* WORK ORDER
Please repeat the data in full, character for character.

[Dataset rows for apps and sites]
________________________________________

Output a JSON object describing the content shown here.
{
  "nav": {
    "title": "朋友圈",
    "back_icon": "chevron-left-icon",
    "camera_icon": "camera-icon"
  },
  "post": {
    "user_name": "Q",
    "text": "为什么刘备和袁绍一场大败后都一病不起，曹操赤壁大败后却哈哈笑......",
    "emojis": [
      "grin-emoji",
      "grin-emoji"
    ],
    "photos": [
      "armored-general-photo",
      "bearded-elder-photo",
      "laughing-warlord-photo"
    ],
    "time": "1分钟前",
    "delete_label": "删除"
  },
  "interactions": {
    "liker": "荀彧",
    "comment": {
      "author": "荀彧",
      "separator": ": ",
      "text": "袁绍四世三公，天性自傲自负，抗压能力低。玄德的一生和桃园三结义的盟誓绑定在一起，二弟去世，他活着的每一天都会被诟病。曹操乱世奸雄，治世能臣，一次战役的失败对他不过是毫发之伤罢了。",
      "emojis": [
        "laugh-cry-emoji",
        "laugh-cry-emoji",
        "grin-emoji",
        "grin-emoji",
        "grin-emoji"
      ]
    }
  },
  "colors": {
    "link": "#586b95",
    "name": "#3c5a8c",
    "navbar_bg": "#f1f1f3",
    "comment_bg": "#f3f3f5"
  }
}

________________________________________

* ANSWER TO THE PROBLEM
Output a JSON object describing the content shown here.
{
  "nav": {
    "title": "朋友圈",
    "back_icon": "chevron-left-icon",
    "camera_icon": "camera-icon"
  },
  "post": {
    "user_name": "Q",
    "text": "为什么刘备和袁绍一场大败后都一病不起，曹操赤壁大败后却哈哈笑......",
    "emojis": [
      "grin-emoji",
      "grin-emoji"
    ],
    "photos": [
      "armored-general-photo",
      "bearded-elder-photo",
      "laughing-warlord-photo"
    ],
    "time": "1分钟前",
    "delete_label": "删除"
  },
  "interactions": {
    "liker": "荀彧",
    "comment": {
      "author": "荀彧",
      "separator": ": ",
      "text": "袁绍四世三公，天性自傲自负，抗压能力低。玄德的一生和桃园三结义的盟誓绑定在一起，二弟去世，他活着的每一天都会被诟病。曹操乱世奸雄，治世能臣，一次战役的失败对他不过是毫发之伤罢了。",
      "emojis": [
        "laugh-cry-emoji",
        "laugh-cry-emoji",
        "grin-emoji",
        "grin-emoji",
        "grin-emoji"
      ]
    }
  },
  "colors": {
    "link": "#586b95",
    "name": "#3c5a8c",
    "navbar_bg": "#f1f1f3",
    "comment_bg": "#f3f3f5"
  }
}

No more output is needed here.